- **Task to carry out**: For the records below, give the number of lines containing the word "JSON" and no other text.

*** Opening of Given records ***

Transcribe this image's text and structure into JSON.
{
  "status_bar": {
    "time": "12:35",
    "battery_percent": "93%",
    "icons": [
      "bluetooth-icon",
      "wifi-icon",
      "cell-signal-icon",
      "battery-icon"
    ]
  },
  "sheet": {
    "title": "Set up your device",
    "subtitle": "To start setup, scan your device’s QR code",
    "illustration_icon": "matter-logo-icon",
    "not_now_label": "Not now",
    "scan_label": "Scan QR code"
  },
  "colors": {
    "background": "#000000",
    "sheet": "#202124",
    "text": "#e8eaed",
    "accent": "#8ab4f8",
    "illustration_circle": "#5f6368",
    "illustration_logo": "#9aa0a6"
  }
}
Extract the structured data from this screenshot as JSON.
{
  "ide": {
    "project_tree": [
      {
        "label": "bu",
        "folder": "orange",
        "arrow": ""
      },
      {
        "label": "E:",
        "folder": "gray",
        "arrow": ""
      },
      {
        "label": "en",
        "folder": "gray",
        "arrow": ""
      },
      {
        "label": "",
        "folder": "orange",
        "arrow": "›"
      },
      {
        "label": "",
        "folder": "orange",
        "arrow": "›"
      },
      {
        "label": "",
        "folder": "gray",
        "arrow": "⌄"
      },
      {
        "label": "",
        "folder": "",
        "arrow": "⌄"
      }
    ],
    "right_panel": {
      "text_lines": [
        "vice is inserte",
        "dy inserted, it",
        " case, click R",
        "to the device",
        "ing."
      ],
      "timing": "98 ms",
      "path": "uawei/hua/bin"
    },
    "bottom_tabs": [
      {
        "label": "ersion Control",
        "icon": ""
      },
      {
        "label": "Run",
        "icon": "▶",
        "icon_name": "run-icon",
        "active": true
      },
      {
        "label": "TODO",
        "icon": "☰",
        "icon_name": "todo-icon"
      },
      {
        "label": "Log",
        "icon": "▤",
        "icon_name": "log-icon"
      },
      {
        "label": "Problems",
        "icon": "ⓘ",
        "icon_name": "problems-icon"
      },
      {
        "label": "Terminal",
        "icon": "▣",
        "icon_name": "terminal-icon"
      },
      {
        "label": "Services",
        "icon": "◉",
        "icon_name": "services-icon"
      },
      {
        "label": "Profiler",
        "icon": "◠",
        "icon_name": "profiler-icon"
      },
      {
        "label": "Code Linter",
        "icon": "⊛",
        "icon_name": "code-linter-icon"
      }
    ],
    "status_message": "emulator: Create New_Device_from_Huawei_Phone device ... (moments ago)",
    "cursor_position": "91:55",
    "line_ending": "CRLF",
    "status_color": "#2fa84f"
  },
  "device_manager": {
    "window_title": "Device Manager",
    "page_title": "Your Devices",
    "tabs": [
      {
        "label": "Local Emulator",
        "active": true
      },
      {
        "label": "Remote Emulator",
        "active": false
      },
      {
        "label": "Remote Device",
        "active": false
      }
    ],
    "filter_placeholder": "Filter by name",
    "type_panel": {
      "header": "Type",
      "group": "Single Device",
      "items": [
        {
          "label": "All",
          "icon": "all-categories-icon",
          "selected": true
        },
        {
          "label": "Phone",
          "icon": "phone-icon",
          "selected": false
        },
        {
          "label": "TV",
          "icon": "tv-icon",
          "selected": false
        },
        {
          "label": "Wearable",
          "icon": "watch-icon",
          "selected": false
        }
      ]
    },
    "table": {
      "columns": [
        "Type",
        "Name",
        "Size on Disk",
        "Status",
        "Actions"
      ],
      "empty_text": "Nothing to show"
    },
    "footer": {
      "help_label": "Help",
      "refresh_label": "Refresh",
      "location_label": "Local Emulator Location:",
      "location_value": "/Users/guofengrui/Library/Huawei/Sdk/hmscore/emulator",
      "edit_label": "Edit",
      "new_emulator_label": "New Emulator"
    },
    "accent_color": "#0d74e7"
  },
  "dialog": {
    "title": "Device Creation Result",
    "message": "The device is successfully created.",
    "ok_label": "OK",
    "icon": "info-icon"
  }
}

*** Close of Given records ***

- **Answer below**: 2